Boy Genius Report: The battery life on the PlayBook has been extremely, extremely good. It lasts for days and I rarely worry about remembering to charge it.
iSmashPhone Verdict: Battery life seemed to sit somewhere in the middle. It wasn't particularly great for most, but lasts long enough for regular use. Mossberg said that the battery ran about 5-6 hours, but he explains that he puts the batteries through some rough tests. Though he does mention that he tried a bit of mixed use as well.
Pogue (NYT): For now, there are too many features that live only in R.I.M.‚Äö√Ñ√¥s playbook ‚Äö√Ñ√Æ and not enough in its PlayBook.
Mossberg (WSJ): unless you are constantly glued to a BlackBerry phone, or do all your email, contacts and calendar tasks via a browser, I recommend waiting on the PlayBook until more independently usable versions with the promised additions are available.
Engadget: Right now, the BlackBerry PlayBook is a tablet that will come close to satisfying those users who gravitate toward the first word in its name: BlackBerry.
Gizmodo: I don't think anyone should buy it right now‚Äö√Ñ√ÆBlackBerry user or otherwise‚Äö√Ñ√Æfor at least a few months, to see if the platform has enough legs to carry itself to where it needs to be.
Boy Genius Report: The PlayBook is a very solid product, from the hardware to brand new operating system, I love where RIM is going… I can‚Äö√Ñ√¥t help but feel like the PlayBook, as it stands now, is an unfinished product.
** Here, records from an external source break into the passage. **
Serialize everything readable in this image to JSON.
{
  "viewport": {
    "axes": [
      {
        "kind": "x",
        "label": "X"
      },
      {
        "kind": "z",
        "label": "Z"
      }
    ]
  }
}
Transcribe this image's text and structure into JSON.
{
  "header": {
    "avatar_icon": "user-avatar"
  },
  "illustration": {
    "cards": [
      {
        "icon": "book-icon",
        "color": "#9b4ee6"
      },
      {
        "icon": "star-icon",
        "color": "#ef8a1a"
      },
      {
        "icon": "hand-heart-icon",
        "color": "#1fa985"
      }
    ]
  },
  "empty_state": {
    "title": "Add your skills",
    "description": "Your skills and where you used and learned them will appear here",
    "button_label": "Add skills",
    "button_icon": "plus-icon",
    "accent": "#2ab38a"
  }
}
The hardware is there but the software is buggy at times,and the apps are severely lacking and almost non-existent in terms of quality.
iSmashPhone Verdict: Ouch. The PlayBook shows promise according to some of the reviewers, but even they say it feels incomplete. Some recommend holding off until things are worked out.
What do you think?
This can't be said enough. The PlayBook is important for RIM. They seem to be in a bit of a tough spot thanks to the growing popularity of Apple and Android. This tablet can help keep them in the game, even if they can capture that important enterprise market.